%%
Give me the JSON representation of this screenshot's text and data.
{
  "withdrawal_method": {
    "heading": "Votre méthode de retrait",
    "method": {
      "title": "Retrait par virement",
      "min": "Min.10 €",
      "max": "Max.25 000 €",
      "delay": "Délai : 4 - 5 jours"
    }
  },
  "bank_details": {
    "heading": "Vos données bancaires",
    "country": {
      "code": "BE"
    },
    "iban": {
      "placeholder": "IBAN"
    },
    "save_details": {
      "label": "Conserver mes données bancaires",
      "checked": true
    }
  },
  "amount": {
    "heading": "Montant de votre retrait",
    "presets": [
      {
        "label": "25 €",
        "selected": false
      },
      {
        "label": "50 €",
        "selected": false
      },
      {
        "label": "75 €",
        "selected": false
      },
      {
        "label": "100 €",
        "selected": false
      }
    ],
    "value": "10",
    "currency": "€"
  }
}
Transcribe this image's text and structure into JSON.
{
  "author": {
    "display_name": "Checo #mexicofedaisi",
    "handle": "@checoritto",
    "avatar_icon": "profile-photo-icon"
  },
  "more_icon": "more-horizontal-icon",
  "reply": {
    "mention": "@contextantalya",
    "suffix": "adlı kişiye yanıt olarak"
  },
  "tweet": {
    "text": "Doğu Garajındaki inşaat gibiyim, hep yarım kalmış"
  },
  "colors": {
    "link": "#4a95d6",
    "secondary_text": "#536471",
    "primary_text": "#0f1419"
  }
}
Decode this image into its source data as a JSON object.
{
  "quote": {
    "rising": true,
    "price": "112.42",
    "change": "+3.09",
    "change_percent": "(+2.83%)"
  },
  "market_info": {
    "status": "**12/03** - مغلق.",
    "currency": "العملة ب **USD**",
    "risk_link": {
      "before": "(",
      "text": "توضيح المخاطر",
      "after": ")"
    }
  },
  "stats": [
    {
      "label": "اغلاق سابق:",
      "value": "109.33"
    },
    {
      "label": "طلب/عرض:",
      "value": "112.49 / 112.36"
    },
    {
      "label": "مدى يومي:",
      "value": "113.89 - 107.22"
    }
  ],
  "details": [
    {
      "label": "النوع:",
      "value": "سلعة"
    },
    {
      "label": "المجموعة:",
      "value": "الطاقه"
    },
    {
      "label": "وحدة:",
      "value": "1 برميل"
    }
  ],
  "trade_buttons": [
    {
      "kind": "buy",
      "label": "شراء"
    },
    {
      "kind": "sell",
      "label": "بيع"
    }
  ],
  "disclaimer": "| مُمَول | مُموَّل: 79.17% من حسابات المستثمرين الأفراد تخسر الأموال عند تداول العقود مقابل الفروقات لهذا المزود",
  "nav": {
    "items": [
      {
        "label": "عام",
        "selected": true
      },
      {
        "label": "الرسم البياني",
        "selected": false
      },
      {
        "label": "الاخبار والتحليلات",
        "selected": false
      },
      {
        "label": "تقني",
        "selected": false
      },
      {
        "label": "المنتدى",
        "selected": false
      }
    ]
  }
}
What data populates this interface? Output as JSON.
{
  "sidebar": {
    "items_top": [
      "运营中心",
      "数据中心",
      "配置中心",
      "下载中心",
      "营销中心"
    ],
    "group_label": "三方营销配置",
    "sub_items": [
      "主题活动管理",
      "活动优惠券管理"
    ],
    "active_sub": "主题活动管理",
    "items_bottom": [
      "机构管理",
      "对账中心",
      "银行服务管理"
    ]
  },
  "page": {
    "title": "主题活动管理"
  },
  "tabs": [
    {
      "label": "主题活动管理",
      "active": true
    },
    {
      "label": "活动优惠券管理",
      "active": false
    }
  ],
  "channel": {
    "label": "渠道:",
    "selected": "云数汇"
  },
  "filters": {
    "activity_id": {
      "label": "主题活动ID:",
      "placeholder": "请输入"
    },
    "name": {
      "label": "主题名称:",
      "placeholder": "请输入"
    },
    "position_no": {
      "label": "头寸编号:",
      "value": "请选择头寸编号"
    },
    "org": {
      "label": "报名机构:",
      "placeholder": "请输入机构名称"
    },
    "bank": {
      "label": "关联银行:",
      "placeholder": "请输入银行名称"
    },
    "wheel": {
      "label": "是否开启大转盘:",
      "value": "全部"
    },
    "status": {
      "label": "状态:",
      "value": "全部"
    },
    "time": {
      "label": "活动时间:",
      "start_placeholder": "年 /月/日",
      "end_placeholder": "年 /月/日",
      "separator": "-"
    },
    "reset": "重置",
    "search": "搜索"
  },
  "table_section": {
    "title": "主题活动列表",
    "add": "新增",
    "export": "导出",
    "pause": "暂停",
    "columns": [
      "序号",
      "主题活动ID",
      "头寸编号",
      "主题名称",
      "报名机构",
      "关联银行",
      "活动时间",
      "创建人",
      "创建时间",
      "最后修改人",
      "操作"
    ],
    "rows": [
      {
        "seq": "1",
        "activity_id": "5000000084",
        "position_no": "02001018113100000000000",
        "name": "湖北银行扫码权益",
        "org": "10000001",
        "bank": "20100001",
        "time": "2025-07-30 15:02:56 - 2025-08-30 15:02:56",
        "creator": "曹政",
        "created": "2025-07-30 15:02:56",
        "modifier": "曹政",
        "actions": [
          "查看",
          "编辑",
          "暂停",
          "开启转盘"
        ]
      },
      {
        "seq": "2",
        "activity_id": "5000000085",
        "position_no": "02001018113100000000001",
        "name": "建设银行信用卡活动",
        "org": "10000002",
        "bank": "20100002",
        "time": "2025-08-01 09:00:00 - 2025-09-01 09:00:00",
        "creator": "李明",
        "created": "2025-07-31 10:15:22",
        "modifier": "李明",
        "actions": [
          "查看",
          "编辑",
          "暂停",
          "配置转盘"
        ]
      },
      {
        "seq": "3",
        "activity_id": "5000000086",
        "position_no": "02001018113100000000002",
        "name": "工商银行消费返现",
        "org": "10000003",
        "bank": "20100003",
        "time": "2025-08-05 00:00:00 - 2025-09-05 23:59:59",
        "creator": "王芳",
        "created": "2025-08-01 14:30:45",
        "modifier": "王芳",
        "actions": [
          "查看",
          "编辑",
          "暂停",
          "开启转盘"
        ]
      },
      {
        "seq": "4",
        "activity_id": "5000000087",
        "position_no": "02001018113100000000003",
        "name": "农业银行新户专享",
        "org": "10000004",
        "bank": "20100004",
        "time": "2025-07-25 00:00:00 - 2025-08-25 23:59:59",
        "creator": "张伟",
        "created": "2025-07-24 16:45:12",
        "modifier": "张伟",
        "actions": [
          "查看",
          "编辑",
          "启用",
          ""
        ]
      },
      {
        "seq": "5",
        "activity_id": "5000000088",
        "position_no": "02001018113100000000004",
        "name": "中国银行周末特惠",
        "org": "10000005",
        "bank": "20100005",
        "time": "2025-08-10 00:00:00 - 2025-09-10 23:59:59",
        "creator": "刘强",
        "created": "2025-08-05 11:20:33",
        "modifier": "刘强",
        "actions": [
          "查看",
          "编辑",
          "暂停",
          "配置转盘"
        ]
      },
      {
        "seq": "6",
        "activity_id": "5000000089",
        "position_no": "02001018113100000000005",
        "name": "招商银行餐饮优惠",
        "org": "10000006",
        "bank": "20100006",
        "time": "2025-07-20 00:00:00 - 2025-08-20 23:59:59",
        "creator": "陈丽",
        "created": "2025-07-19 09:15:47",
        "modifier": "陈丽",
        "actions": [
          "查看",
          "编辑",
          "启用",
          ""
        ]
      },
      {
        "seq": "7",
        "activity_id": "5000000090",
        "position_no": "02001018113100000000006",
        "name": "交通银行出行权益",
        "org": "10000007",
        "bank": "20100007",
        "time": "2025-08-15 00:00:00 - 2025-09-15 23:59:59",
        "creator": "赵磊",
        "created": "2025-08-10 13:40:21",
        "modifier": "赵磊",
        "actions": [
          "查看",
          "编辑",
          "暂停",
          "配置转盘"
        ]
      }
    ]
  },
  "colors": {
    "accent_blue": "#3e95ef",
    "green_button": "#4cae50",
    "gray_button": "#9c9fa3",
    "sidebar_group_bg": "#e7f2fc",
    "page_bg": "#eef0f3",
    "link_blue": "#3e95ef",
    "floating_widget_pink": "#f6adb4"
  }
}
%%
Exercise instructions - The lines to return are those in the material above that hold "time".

Exercise solution -
    "time": {
        "time": "2025-07-30 15:02:56 - 2025-08-30 15:02:56",
        "time": "2025-08-01 09:00:00 - 2025-09-01 09:00:00",
        "time": "2025-08-05 00:00:00 - 2025-09-05 23:59:59",
        "time": "2025-07-25 00:00:00 - 2025-08-25 23:59:59",
        "time": "2025-08-10 00:00:00 - 2025-09-10 23:59:59",
        "time": "2025-07-20 00:00:00 - 2025-08-20 23:59:59",
        "time": "2025-08-15 00:00:00 - 2025-09-15 23:59:59",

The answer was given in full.